Engineering

Building Awesome CMS

It's exactly what it sounds like.

By

Awesome CMS is…an awesome list of awesome CMSes. It’s on GitHub, so anyone can add to it via a pull request. Here are some notes on how and why it came to be.

Compilation

GitHub has a set of powerful commands for narrowing search results. In seeking out modern content management tools, I used queries like this:

cms OR “content management” OR admin pushed:>2016–01–01 stars:>50

Sorting by stars, I worked my way backwards. I was able to quickly spot relevant CMS projects. I also started to notice some trends.

  • Modern and popular content management systems are written in PHP, JavaScript, Python, and Ruby. There are also a few content management systems written in .NET (C#), but they are much less popular on GitHub.
  • Headless content management systems are gaining popularity. Simply presenting the UI for users to edit content, and relying on the end user to create the user-facing site by ingesting the API. Directus and Cloud CMS are headless CMS options.
  • Static content management systems don’t host pages for you. Instead they help generate your CMS, using static files. Netlify CMS, Respond CMS, and Lektor are a few of the options in the static CMS space.

Tooling

I knew the list of all popular content management systems would be huge. I didn’t want to put that data into Markdown directly, as it would be difficult to maintain and to augment with extra data (stars on GitHub, last push date, tags, etc).

Instead, I opted to store the data in TOML, a human-friendly configuration file language. You can view all of the data that powers Awesome CMS in the data folder. Here’s WordPress’ entry in that file:

[[cms]]
name = "WordPress"
description = "WordPress is a free and open-source content management system (CMS) based on PHP and MySQL."
url = "https://wordpress.org"
github_repo = "WordPress/WordPress"
awesome_repo = "miziomon/awesome-wordpress"
language = "php"

I process this file using JavaScript in generateReadme.js. It handles processing the TOML, fetching information from GitHub, and generating the final README.md file using the Handlebars template. I’m scraping GitHub for star counts because GitHub’s API only allows for 60 requests an hour for authenticated users. We want to make it as easy as possible for anyone to contribute. Requiring users to generate a GitHub authentication token to generate the README wasn’t an option.

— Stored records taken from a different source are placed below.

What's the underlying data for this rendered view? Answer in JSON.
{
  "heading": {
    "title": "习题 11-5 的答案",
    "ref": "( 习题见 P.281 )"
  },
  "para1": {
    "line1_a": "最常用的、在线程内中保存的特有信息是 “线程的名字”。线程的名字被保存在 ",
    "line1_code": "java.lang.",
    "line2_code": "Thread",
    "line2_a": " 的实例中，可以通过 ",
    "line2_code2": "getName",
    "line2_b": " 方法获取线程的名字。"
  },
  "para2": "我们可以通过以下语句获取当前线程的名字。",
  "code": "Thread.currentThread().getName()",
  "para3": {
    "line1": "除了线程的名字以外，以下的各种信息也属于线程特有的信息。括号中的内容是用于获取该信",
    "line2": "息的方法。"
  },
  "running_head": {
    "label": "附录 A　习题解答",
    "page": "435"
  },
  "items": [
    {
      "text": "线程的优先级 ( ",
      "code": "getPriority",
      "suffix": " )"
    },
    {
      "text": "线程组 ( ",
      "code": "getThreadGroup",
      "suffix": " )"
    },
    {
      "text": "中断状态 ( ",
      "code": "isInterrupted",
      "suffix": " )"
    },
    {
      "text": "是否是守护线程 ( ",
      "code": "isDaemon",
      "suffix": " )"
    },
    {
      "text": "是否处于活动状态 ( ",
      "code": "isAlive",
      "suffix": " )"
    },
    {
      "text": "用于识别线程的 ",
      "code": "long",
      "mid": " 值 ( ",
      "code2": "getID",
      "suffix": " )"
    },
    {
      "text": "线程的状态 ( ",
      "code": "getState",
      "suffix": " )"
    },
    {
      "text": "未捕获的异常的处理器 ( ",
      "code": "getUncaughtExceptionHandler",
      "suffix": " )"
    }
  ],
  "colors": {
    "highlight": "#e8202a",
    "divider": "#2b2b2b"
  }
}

By storing the data in TOML at generating the README.md using JavaScript, I’ve essentially created an incredibly light-weight, GitHub backed, static CMS to power Awesome CMS.

I heard you like content management systems

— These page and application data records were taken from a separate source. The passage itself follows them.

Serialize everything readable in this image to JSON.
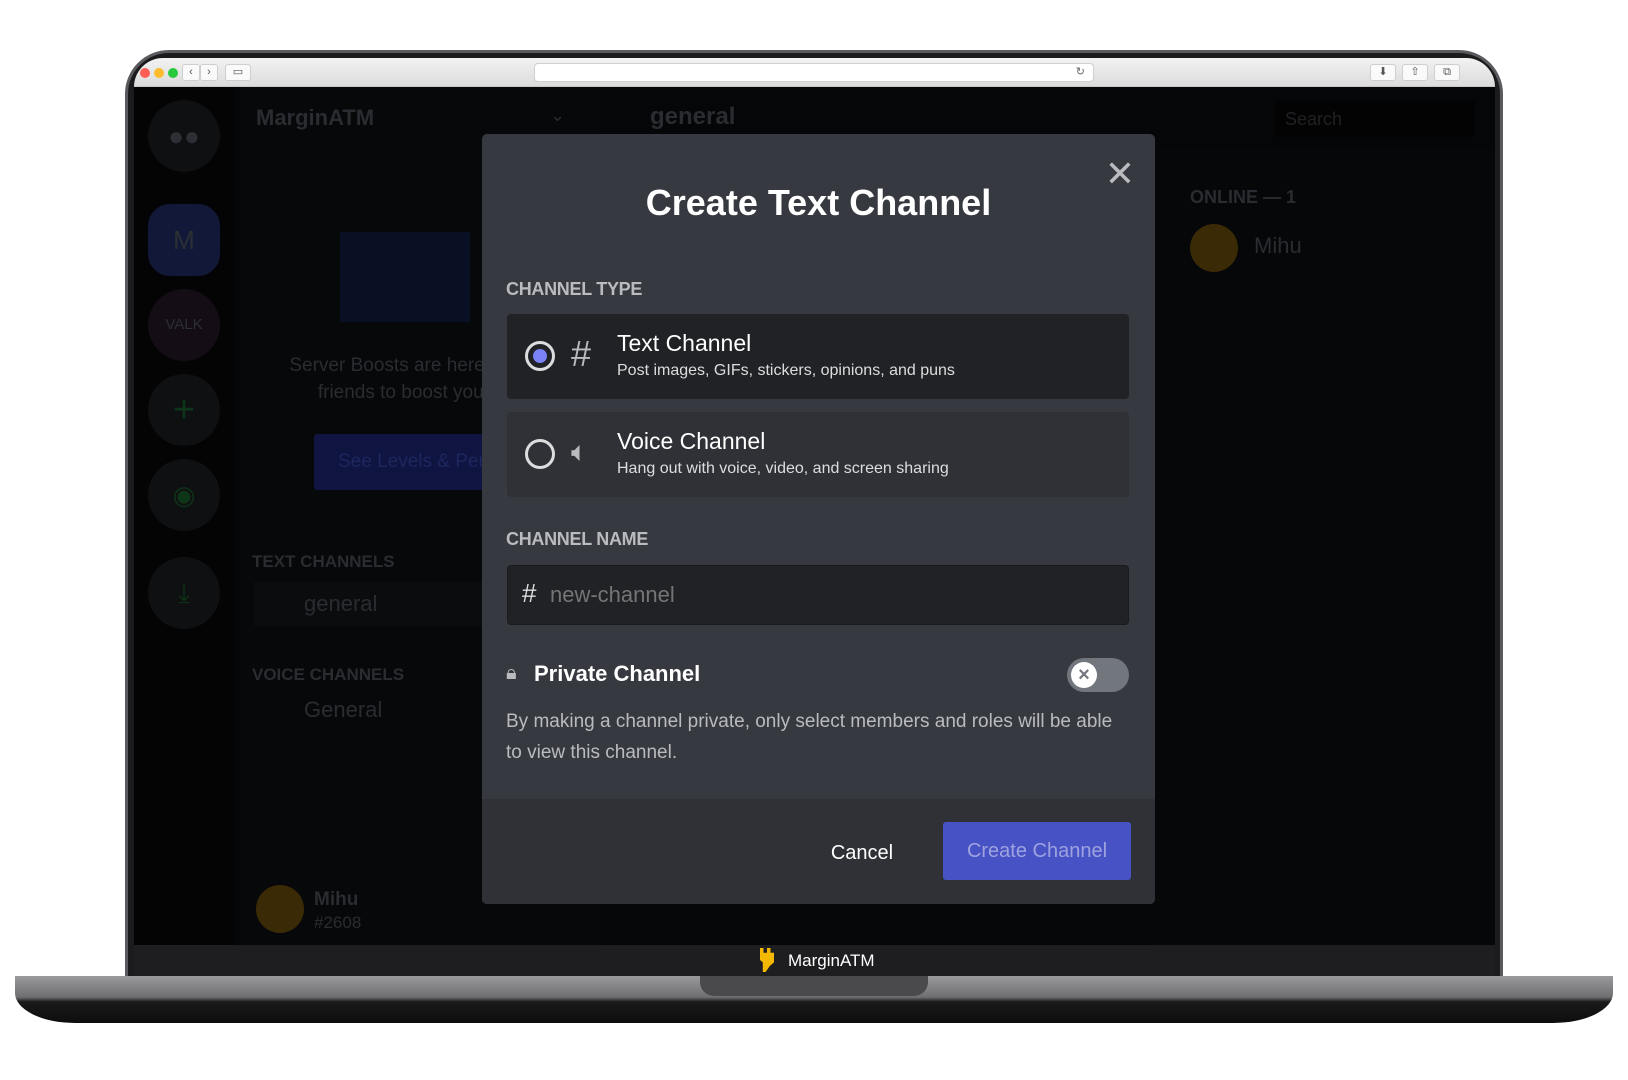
{
  "browser": {
    "back": "‹",
    "forward": "›",
    "refresh": "↻"
  },
  "app": {
    "server_name": "MarginATM",
    "rail": {
      "m_label": "M",
      "valk_label": "VALK",
      "add": "+"
    },
    "boost": {
      "line1": "Server Boosts are here!",
      "line2": "friends to boost your",
      "button": "See Levels & Per"
    },
    "categories": [
      {
        "label": "TEXT CHANNELS",
        "channel": "general"
      },
      {
        "label": "VOICE CHANNELS",
        "channel": "General"
      }
    ],
    "user": {
      "name": "Mihu",
      "tag": "#2608"
    },
    "header": {
      "channel": "general",
      "search_placeholder": "Search"
    },
    "members": {
      "heading": "ONLINE — 1",
      "member": "Mihu"
    }
  },
  "modal": {
    "title": "Create Text Channel",
    "channel_type_label": "CHANNEL TYPE",
    "options": [
      {
        "name": "Text Channel",
        "desc": "Post images, GIFs, stickers, opinions, and puns",
        "icon": "hash-icon",
        "selected": true
      },
      {
        "name": "Voice Channel",
        "desc": "Hang out with voice, video, and screen sharing",
        "icon": "speaker-icon",
        "selected": false
      }
    ],
    "channel_name_label": "CHANNEL NAME",
    "channel_name_placeholder": "new-channel",
    "channel_name_value": "",
    "private_label": "Private Channel",
    "private_enabled": false,
    "private_desc": "By making a channel private, only select members and roles will be able to view this channel.",
    "cancel": "Cancel",
    "create": "Create Channel"
  },
  "laptop": {
    "brand": "MarginATM"
  },
  "colors": {
    "accent": "#5865f2",
    "button": "#4752c4",
    "radio": "#7983f5",
    "modal_bg": "#36393f",
    "brand_yellow": "#f5b800"
  }
}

Jeremy Mack is a director of engineering at Postlight. 

Story published on Oct 3, 2016.